4) Food and drink
Our team also recommends fueling your body healthily. “Taking enough time for meals energizes you and aids general wellbeing”, says Robin. “You should also keep tabs on how many snacks you have at home and whether or not they’re healthy”, adds Cyrill. Only eating chips and candy will leave you feeling less than stellar. Seasonal fruit and veggies, on the other hand, add some color and boost your immune system.
All that being said, it’s counterproductive to be too hard on yourself. “Particularly in these stressful times, it’s not helpful to additionally stress out over a chocolate bar here or there”, says Olivia.
Kirsty recommends “watching your coffee intake”, as too much coffee can be hard on your system. Instead, focus on drinking enough water. Especially when it’s cold, regularly reminding yourself may be necessary. A hot tea is great for warming up, though – perhaps after a walk.
5) Mental Health
Physical health is important, but mental health is equally crucial. Those who, like us, worked in an office prior to the pandemic, may be coping with loneliness. It is thus all the more important to actively keep in touch with your colleagues. Ramona recommends “using videoconferences for more than just mandatory meetings.
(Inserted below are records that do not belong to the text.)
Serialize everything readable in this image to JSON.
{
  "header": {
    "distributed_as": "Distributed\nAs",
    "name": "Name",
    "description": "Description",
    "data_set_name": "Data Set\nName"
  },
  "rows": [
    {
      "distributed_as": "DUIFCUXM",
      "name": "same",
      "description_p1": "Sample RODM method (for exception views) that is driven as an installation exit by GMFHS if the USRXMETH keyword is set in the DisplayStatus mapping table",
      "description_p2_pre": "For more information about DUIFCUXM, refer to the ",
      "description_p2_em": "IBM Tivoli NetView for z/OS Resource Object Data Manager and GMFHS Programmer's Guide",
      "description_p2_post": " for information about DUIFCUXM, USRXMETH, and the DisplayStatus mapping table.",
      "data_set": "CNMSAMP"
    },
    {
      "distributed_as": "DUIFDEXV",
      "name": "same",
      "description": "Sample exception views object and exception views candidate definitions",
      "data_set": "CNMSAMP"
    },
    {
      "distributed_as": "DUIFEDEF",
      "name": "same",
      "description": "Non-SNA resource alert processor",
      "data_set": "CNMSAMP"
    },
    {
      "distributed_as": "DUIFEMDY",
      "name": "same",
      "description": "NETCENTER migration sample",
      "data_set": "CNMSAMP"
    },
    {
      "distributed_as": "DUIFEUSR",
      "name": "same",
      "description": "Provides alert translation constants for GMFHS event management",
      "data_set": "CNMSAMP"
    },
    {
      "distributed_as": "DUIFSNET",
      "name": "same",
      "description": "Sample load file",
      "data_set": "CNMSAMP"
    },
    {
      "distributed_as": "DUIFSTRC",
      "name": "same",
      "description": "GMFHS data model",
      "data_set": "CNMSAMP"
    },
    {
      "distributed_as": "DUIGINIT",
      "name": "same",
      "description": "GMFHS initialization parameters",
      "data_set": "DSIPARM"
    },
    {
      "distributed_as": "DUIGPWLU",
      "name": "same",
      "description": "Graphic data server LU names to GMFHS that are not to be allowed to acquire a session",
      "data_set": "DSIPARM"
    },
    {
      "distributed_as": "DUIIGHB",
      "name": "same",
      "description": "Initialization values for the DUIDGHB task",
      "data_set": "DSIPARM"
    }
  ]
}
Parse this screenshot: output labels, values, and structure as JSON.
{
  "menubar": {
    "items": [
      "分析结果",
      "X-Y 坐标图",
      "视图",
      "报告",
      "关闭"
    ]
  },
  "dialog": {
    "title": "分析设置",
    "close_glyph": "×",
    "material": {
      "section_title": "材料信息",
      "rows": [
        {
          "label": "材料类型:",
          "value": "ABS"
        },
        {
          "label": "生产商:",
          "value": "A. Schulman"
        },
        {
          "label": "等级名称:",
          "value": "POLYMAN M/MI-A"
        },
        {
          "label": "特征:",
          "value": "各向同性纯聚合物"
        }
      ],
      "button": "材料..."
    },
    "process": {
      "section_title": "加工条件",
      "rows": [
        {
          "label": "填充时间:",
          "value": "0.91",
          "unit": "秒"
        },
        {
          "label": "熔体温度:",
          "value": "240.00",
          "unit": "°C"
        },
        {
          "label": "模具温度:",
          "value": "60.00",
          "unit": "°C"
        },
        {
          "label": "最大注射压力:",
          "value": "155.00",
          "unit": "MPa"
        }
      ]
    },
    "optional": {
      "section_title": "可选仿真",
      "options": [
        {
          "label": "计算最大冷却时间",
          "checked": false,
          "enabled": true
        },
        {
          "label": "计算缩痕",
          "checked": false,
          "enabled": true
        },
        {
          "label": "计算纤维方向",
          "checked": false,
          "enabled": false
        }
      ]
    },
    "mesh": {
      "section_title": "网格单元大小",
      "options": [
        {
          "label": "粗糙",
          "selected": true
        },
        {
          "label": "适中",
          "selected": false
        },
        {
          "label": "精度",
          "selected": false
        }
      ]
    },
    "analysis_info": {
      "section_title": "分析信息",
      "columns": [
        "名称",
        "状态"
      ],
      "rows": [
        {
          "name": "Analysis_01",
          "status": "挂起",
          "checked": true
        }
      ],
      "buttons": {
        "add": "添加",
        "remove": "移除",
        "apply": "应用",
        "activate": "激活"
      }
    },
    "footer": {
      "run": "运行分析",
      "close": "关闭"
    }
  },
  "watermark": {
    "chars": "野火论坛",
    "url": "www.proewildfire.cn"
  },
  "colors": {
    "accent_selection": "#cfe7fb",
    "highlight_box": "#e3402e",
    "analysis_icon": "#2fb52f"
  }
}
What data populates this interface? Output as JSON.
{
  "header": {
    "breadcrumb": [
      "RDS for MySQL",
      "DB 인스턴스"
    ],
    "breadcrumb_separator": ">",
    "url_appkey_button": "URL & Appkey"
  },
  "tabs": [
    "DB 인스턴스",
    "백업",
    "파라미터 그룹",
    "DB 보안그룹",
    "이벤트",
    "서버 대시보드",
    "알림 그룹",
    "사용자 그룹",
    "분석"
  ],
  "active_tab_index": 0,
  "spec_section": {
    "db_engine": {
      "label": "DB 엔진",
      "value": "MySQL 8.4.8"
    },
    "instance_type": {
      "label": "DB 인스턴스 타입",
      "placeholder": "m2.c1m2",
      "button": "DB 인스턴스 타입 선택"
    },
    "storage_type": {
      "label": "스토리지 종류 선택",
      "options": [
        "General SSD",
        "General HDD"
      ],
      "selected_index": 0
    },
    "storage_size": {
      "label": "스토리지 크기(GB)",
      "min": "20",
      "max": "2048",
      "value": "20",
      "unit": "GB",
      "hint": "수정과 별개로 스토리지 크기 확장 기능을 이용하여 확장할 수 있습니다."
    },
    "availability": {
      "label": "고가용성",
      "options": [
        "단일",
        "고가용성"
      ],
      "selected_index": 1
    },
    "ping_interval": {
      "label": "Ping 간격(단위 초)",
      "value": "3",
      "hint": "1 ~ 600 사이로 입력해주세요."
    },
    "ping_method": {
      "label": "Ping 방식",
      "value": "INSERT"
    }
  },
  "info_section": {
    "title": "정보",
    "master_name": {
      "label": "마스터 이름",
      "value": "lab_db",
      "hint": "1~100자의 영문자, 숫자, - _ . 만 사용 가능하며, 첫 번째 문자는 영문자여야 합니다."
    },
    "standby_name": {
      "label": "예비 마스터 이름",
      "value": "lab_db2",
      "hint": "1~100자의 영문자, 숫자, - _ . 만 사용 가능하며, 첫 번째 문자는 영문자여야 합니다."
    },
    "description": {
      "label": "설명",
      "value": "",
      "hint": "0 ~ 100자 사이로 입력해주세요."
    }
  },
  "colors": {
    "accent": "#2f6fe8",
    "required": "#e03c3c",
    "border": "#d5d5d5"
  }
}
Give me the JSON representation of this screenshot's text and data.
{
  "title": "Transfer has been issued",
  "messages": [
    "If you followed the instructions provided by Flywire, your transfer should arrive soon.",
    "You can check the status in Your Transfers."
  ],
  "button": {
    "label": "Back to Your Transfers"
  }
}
Use them for virtual coffee breaks with your coworkers”.
To process the workday, it can be helpful to “write down the things that were good about your day and that you’re proud of”, says Kirsty. That’s great for focusing on the positive and elevating your mood. Right now, the world often seems particularly dark, so illuminating the high points is very important.
Cyrill also knows how important it is “to cultivate gratefulness and positive emotions”. That is a lot easier to do when you have a team that sticks together. He adds: “It really helps to know that I have great colleagues that I can count on”.
How do you stay motivated when working remotely? What do you think of our tips? Let us know on Twitter!